**The task:** Each line that includes the word "this" should be copied from the records.

**Records to process:**
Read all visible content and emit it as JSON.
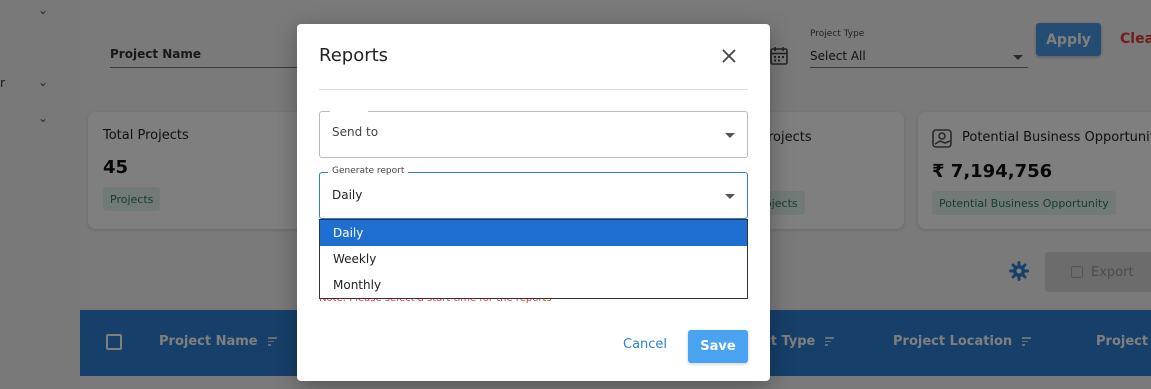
{
  "filters": {
    "project_name_label": "Project Name",
    "project_type_label": "Project Type",
    "project_type_value": "Select All",
    "apply_label": "Apply",
    "clear_label": "Clear",
    "sidebar_fragment": "r"
  },
  "cards": [
    {
      "title": "Total Projects",
      "value": "45",
      "tag": "Projects"
    },
    {
      "title": "rojects",
      "tag": "ojects"
    },
    {
      "title": "Potential Business Opportunity",
      "value": "₹ 7,194,756",
      "tag": "Potential Business Opportunity"
    }
  ],
  "toolbar": {
    "export_label": "Export"
  },
  "table": {
    "headers": [
      "Project Name",
      "ct Type",
      "Project Location",
      "Project A"
    ]
  },
  "modal": {
    "title": "Reports",
    "send_to_label": "Send to",
    "generate_report_label": "Generate report",
    "generate_report_value": "Daily",
    "note": "Note: Please select a start time for the reports",
    "cancel_label": "Cancel",
    "save_label": "Save"
  },
  "dropdown": {
    "options": [
      "Daily",
      "Weekly",
      "Monthly"
    ],
    "selected": "Daily"
  },
  "colors": {
    "primary": "#2d7fd3",
    "selected_option": "#1f6fd2",
    "danger": "#e53935",
    "tag_bg": "#e4f4f0"
  }
}
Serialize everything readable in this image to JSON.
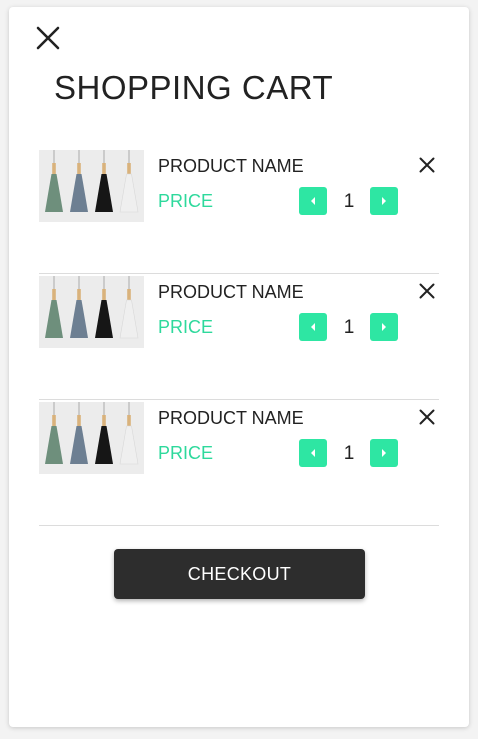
{
  "cart": {
    "title": "SHOPPING CART",
    "items": [
      {
        "name": "PRODUCT NAME",
        "price": "PRICE",
        "quantity": "1"
      },
      {
        "name": "PRODUCT NAME",
        "price": "PRICE",
        "quantity": "1"
      },
      {
        "name": "PRODUCT NAME",
        "price": "PRICE",
        "quantity": "1"
      }
    ],
    "checkout_label": "CHECKOUT"
  },
  "icons": {
    "close_panel": "close-icon",
    "remove_item": "close-icon",
    "decrement": "caret-left-icon",
    "increment": "caret-right-icon"
  },
  "colors": {
    "accent": "#2ee6a3",
    "price": "#2ed99c",
    "checkout_bg": "#2d2d2d",
    "lamps": [
      "#6e8f7c",
      "#6d7f92",
      "#161616",
      "#efefef"
    ]
  }
}
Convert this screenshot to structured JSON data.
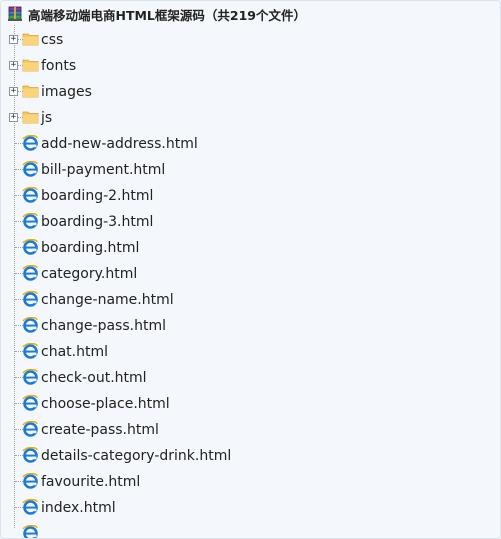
{
  "archive": {
    "icon": "winrar-archive-icon",
    "title": "高端移动端电商HTML框架源码（共219个文件）"
  },
  "folders": [
    {
      "label": "css",
      "icon": "folder-icon",
      "expander": "+"
    },
    {
      "label": "fonts",
      "icon": "folder-icon",
      "expander": "+"
    },
    {
      "label": "images",
      "icon": "folder-icon",
      "expander": "+"
    },
    {
      "label": "js",
      "icon": "folder-icon",
      "expander": "+"
    }
  ],
  "files": [
    {
      "label": "add-new-address.html",
      "icon": "ie-html-icon"
    },
    {
      "label": "bill-payment.html",
      "icon": "ie-html-icon"
    },
    {
      "label": "boarding-2.html",
      "icon": "ie-html-icon"
    },
    {
      "label": "boarding-3.html",
      "icon": "ie-html-icon"
    },
    {
      "label": "boarding.html",
      "icon": "ie-html-icon"
    },
    {
      "label": "category.html",
      "icon": "ie-html-icon"
    },
    {
      "label": "change-name.html",
      "icon": "ie-html-icon"
    },
    {
      "label": "change-pass.html",
      "icon": "ie-html-icon"
    },
    {
      "label": "chat.html",
      "icon": "ie-html-icon"
    },
    {
      "label": "check-out.html",
      "icon": "ie-html-icon"
    },
    {
      "label": "choose-place.html",
      "icon": "ie-html-icon"
    },
    {
      "label": "create-pass.html",
      "icon": "ie-html-icon"
    },
    {
      "label": "details-category-drink.html",
      "icon": "ie-html-icon"
    },
    {
      "label": "favourite.html",
      "icon": "ie-html-icon"
    },
    {
      "label": "index.html",
      "icon": "ie-html-icon"
    }
  ],
  "colors": {
    "folder": "#f5c55a",
    "ie_blue": "#1b7ad6",
    "background": "#f4f7fb"
  }
}
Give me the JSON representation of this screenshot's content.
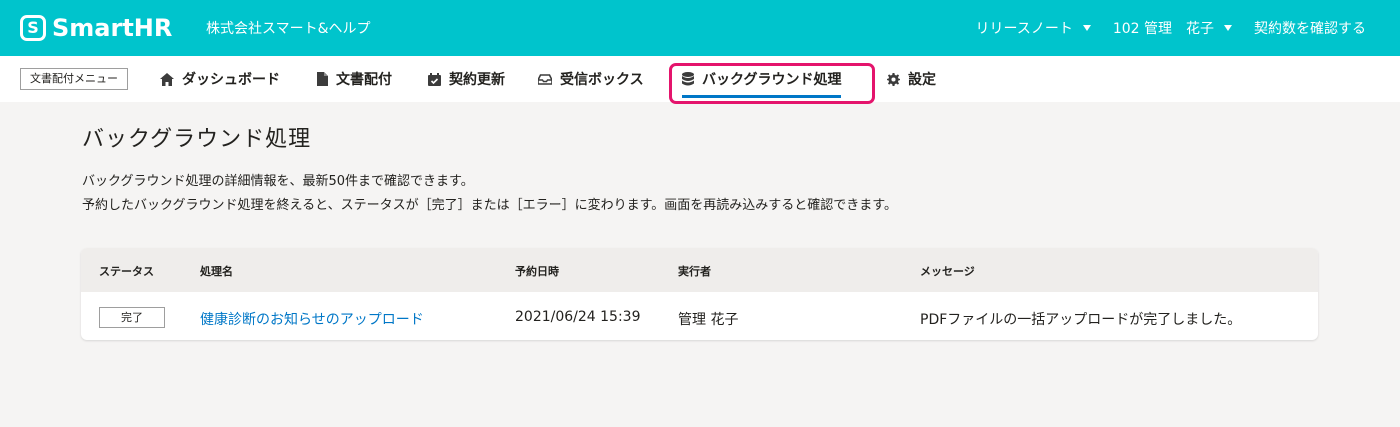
{
  "header": {
    "logo_text": "SmartHR",
    "logo_mark": "S",
    "tenant_name": "株式会社スマート&ヘルプ",
    "release_notes_label": "リリースノート",
    "user_label": "102 管理　花子",
    "contracts_label": "契約数を確認する"
  },
  "nav": {
    "menu_label": "文書配付メニュー",
    "tabs": [
      {
        "label": "ダッシュボード",
        "icon": "dashboard-icon"
      },
      {
        "label": "文書配付",
        "icon": "document-icon"
      },
      {
        "label": "契約更新",
        "icon": "calendar-icon"
      },
      {
        "label": "受信ボックス",
        "icon": "inbox-icon"
      },
      {
        "label": "バックグラウンド処理",
        "icon": "database-icon"
      },
      {
        "label": "設定",
        "icon": "gear-icon"
      }
    ]
  },
  "page": {
    "title": "バックグラウンド処理",
    "description_line1": "バックグラウンド処理の詳細情報を、最新50件まで確認できます。",
    "description_line2": "予約したバックグラウンド処理を終えると、ステータスが［完了］または［エラー］に変わります。画面を再読み込みすると確認できます。"
  },
  "table": {
    "columns": [
      "ステータス",
      "処理名",
      "予約日時",
      "実行者",
      "メッセージ"
    ],
    "rows": [
      {
        "status": "完了",
        "job_name": "健康診断のお知らせのアップロード",
        "scheduled_at": "2021/06/24 15:39",
        "executor": "管理 花子",
        "message": "PDFファイルの一括アップロードが完了しました。"
      }
    ]
  },
  "colors": {
    "header_bg": "#00c4cc",
    "link": "#0077c7",
    "active_underline": "#0077c7",
    "highlight_border": "#e4146c"
  }
}
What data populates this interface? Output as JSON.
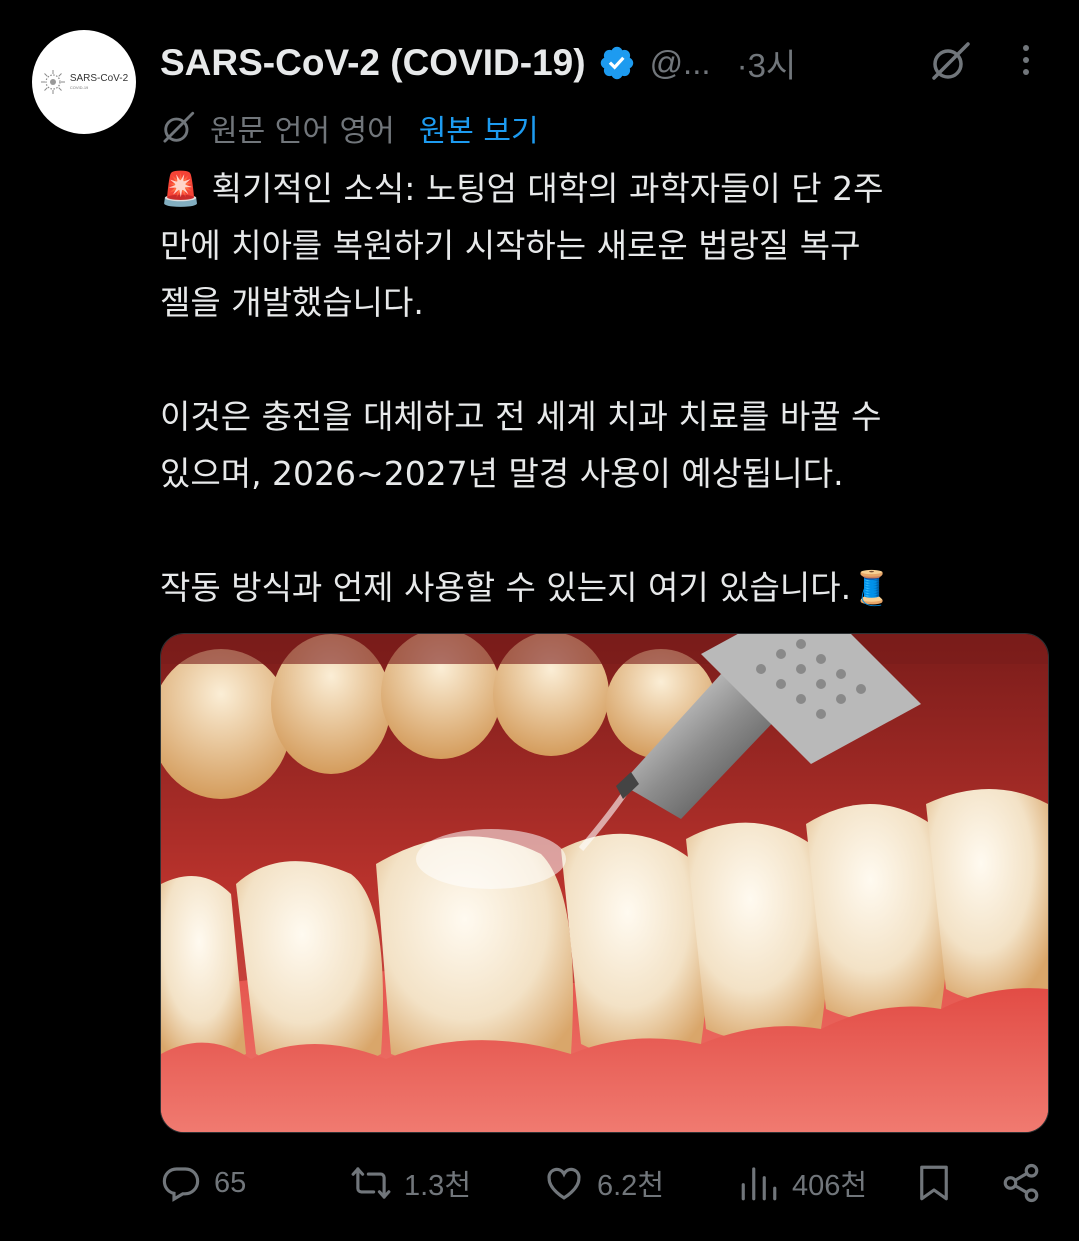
{
  "tweet": {
    "author_name": "SARS-CoV-2 (COVID-19)",
    "handle": "@...",
    "time": "·3시",
    "avatar_text": "SARS-CoV-2",
    "avatar_subtext": "COVID-19",
    "translation": {
      "label": "원문 언어 영어",
      "link": "원본 보기"
    },
    "paragraphs": [
      {
        "emoji": "🚨",
        "lines": [
          "획기적인 소식: 노팅엄 대학의 과학자들이 단 2주",
          "만에 치아를 복원하기 시작하는 새로운 법랑질 복구",
          "젤을 개발했습니다."
        ]
      },
      {
        "lines": [
          "이것은 충전을 대체하고 전 세계 치과 치료를 바꿀 수",
          "있으며, 2026~2027년 말경 사용이 예상됩니다."
        ]
      },
      {
        "lines": [
          "작동 방식과 언제 사용할 수 있는지 여기 있습니다."
        ],
        "trailing_emoji": "🧵"
      }
    ],
    "stats": {
      "replies": "65",
      "reposts": "1.3천",
      "likes": "6.2천",
      "views": "406천"
    }
  },
  "colors": {
    "background": "#000000",
    "text": "#e7e9ea",
    "muted": "#71767b",
    "accent": "#1d9bf0"
  },
  "icons": [
    "verified-badge-icon",
    "grok-icon",
    "more-icon",
    "translate-icon",
    "reply-icon",
    "repost-icon",
    "like-icon",
    "views-icon",
    "bookmark-icon",
    "share-icon"
  ]
}
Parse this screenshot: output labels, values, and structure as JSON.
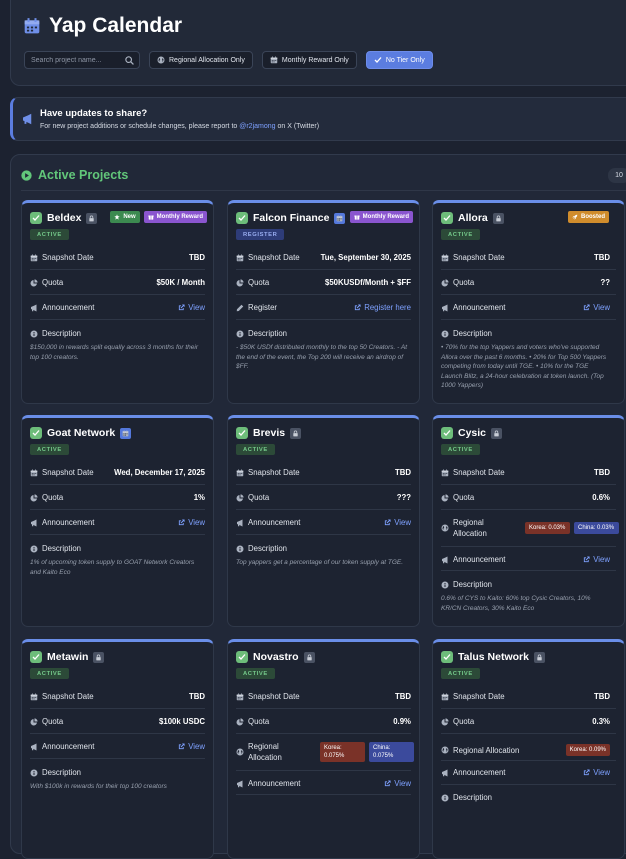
{
  "app": {
    "title": "Yap Calendar"
  },
  "filters": {
    "search_placeholder": "Search project name...",
    "regional": "Regional Allocation Only",
    "monthly": "Monthly Reward Only",
    "notier": "No Tier Only"
  },
  "notice": {
    "title": "Have updates to share?",
    "text_before": "For new project additions or schedule changes, please report to ",
    "handle": "@r2jamong",
    "text_after": " on X (Twitter)"
  },
  "panel": {
    "title": "Active Projects",
    "count": "10"
  },
  "labels": {
    "snapshot": "Snapshot Date",
    "quota": "Quota",
    "announcement": "Announcement",
    "register": "Register",
    "regional": "Regional",
    "allocation": "Allocation",
    "regional_allocation": "Regional Allocation",
    "description": "Description",
    "view": "View",
    "register_here": "Register here"
  },
  "projects": [
    {
      "name": "Beldex",
      "status": "ACTIVE",
      "badges": [
        "New",
        "Monthly Reward"
      ],
      "snapshot": "TBD",
      "quota": "$50K / Month",
      "description": "$150,000 in rewards split equally across 3 months for their top 100 creators."
    },
    {
      "name": "Falcon Finance",
      "status": "REGISTER",
      "badges": [
        "Monthly Reward"
      ],
      "snapshot": "Tue, September 30, 2025",
      "quota": "$50KUSDf/Month + $FF",
      "description": "- $50K USDf distributed monthly to the top 50 Creators. - At the end of the event, the Top 200 will receive an airdrop of $FF."
    },
    {
      "name": "Allora",
      "status": "ACTIVE",
      "badges": [
        "Boosted"
      ],
      "snapshot": "TBD",
      "quota": "??",
      "description": "• 70% for the top Yappers and voters who've supported Allora over the past 6 months. • 20% for Top 500 Yappers competing from today until TGE. • 10% for the TGE Launch Blitz, a 24-hour celebration at token launch. (Top 1000 Yappers)"
    },
    {
      "name": "Goat Network",
      "status": "ACTIVE",
      "snapshot": "Wed, December 17, 2025",
      "quota": "1%",
      "description": "1% of upcoming token supply to GOAT Network Creators and Kaito Eco"
    },
    {
      "name": "Brevis",
      "status": "ACTIVE",
      "snapshot": "TBD",
      "quota": "???",
      "description": "Top yappers get a percentage of our token supply at TGE."
    },
    {
      "name": "Cysic",
      "status": "ACTIVE",
      "snapshot": "TBD",
      "quota": "0.6%",
      "regional": {
        "korea": "Korea: 0.03%",
        "china": "China: 0.03%"
      },
      "description": "0.6% of CYS to Kaito: 60% top Cysic Creators, 10% KR/CN Creators, 30% Kaito Eco"
    },
    {
      "name": "Metawin",
      "status": "ACTIVE",
      "snapshot": "TBD",
      "quota": "$100k USDC",
      "description": "With $100k in rewards for their top 100 creators"
    },
    {
      "name": "Novastro",
      "status": "ACTIVE",
      "snapshot": "TBD",
      "quota": "0.9%",
      "regional": {
        "korea": "Korea: 0.075%",
        "china": "China: 0.075%"
      }
    },
    {
      "name": "Talus Network",
      "status": "ACTIVE",
      "snapshot": "TBD",
      "quota": "0.3%",
      "regional": {
        "korea": "Korea: 0.09%"
      }
    }
  ],
  "colors": {
    "accent": "#5b7de0",
    "active_green": "#62c77a",
    "link": "#7ea1ff"
  }
}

**Solution to the problem:**
Serialize everything readable in this image to JSON.
Convert this screenshot to structured JSON data.
Give me the JSON representation of this screenshot's content.
What data populates this interface? Output as JSON.
Parse this screenshot: output labels, values, and structure as JSON.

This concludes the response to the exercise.